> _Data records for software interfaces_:
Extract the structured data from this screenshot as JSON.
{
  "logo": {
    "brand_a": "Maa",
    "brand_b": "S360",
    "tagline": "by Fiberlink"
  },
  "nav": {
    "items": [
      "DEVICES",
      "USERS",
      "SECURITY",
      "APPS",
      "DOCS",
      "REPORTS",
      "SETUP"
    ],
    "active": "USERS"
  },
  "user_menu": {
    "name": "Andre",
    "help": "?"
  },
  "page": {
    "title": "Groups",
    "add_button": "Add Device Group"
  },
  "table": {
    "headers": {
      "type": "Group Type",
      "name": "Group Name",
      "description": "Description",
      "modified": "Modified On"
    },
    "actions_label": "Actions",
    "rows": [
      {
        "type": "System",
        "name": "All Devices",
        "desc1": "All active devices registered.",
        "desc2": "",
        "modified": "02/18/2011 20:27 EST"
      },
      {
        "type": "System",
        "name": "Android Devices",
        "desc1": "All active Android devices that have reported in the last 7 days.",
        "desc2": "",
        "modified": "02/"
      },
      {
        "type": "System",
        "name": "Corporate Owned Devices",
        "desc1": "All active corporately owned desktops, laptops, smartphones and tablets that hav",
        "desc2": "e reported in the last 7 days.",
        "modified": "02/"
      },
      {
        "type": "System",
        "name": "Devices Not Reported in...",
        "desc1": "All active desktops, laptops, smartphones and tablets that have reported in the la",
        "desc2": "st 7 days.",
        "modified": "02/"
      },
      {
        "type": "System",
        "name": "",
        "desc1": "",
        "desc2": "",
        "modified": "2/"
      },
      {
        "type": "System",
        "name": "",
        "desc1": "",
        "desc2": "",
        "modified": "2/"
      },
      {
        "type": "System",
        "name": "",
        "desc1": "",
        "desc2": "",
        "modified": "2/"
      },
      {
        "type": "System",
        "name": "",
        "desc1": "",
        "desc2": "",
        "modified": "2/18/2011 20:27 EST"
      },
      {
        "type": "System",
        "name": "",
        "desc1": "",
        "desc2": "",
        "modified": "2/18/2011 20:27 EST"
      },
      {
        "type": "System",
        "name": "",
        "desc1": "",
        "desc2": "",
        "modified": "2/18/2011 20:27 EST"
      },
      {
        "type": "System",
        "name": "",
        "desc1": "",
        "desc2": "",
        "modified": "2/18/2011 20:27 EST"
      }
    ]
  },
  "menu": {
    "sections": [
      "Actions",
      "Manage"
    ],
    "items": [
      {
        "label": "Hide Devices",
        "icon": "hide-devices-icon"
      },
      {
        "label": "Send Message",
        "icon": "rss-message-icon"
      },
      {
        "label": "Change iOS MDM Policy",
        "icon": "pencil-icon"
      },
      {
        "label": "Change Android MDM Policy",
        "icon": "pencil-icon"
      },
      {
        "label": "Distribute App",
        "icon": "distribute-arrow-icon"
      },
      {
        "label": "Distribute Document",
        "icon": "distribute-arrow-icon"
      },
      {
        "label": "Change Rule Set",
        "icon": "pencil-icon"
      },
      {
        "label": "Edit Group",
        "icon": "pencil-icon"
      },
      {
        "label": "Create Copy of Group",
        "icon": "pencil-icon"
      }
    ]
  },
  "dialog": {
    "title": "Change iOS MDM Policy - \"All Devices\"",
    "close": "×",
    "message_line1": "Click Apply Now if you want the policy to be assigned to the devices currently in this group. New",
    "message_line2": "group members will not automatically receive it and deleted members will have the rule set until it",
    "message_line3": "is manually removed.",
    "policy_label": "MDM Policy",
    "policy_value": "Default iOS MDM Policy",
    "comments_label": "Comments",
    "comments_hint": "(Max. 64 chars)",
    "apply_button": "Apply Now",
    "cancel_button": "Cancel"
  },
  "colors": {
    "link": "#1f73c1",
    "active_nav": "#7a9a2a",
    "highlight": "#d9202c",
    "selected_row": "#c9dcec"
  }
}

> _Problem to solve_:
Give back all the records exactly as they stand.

> _Output for this task_:
Extract the structured data from this screenshot as JSON.
{
  "logo": {
    "brand_a": "Maa",
    "brand_b": "S360",
    "tagline": "by Fiberlink"
  },
  "nav": {
    "items": [
      "DEVICES",
      "USERS",
      "SECURITY",
      "APPS",
      "DOCS",
      "REPORTS",
      "SETUP"
    ],
    "active": "USERS"
  },
  "user_menu": {
    "name": "Andre",
    "help": "?"
  },
  "page": {
    "title": "Groups",
    "add_button": "Add Device Group"
  },
  "table": {
    "headers": {
      "type": "Group Type",
      "name": "Group Name",
      "description": "Description",
      "modified": "Modified On"
    },
    "actions_label": "Actions",
    "rows": [
      {
        "type": "System",
        "name": "All Devices",
        "desc1": "All active devices registered.",
        "desc2": "",
        "modified": "02/18/2011 20:27 EST"
      },
      {
        "type": "System",
        "name": "Android Devices",
        "desc1": "All active Android devices that have reported in the last 7 days.",
        "desc2": "",
        "modified": "02/"
      },
      {
        "type": "System",
        "name": "Corporate Owned Devices",
        "desc1": "All active corporately owned desktops, laptops, smartphones and tablets that hav",
        "desc2": "e reported in the last 7 days.",
        "modified": "02/"
      },
      {
        "type": "System",
        "name": "Devices Not Reported in...",
        "desc1": "All active desktops, laptops, smartphones and tablets that have reported in the la",
        "desc2": "st 7 days.",
        "modified": "02/"
      },
      {
        "type": "System",
        "name": "",
        "desc1": "",
        "desc2": "",
        "modified": "2/"
      },
      {
        "type": "System",
        "name": "",
        "desc1": "",
        "desc2": "",
        "modified": "2/"
      },
      {
        "type": "System",
        "name": "",
        "desc1": "",
        "desc2": "",
        "modified": "2/"
      },
      {
        "type": "System",
        "name": "",
        "desc1": "",
        "desc2": "",
        "modified": "2/18/2011 20:27 EST"
      },
      {
        "type": "System",
        "name": "",
        "desc1": "",
        "desc2": "",
        "modified": "2/18/2011 20:27 EST"
      },
      {
        "type": "System",
        "name": "",
        "desc1": "",
        "desc2": "",
        "modified": "2/18/2011 20:27 EST"
      },
      {
        "type": "System",
        "name": "",
        "desc1": "",
        "desc2": "",
        "modified": "2/18/2011 20:27 EST"
      }
    ]
  },
  "menu": {
    "sections": [
      "Actions",
      "Manage"
    ],
    "items": [
      {
        "label": "Hide Devices",
        "icon": "hide-devices-icon"
      },
      {
        "label": "Send Message",
        "icon": "rss-message-icon"
      },
      {
        "label": "Change iOS MDM Policy",
        "icon": "pencil-icon"
      },
      {
        "label": "Change Android MDM Policy",
        "icon": "pencil-icon"
      },
      {
        "label": "Distribute App",
        "icon": "distribute-arrow-icon"
      },
      {
        "label": "Distribute Document",
        "icon": "distribute-arrow-icon"
      },
      {
        "label": "Change Rule Set",
        "icon": "pencil-icon"
      },
      {
        "label": "Edit Group",
        "icon": "pencil-icon"
      },
      {
        "label": "Create Copy of Group",
        "icon": "pencil-icon"
      }
    ]
  },
  "dialog": {
    "title": "Change iOS MDM Policy - \"All Devices\"",
    "close": "×",
    "message_line1": "Click Apply Now if you want the policy to be assigned to the devices currently in this group. New",
    "message_line2": "group members will not automatically receive it and deleted members will have the rule set until it",
    "message_line3": "is manually removed.",
    "policy_label": "MDM Policy",
    "policy_value": "Default iOS MDM Policy",
    "comments_label": "Comments",
    "comments_hint": "(Max. 64 chars)",
    "apply_button": "Apply Now",
    "cancel_button": "Cancel"
  },
  "colors": {
    "link": "#1f73c1",
    "active_nav": "#7a9a2a",
    "highlight": "#d9202c",
    "selected_row": "#c9dcec"
  }
}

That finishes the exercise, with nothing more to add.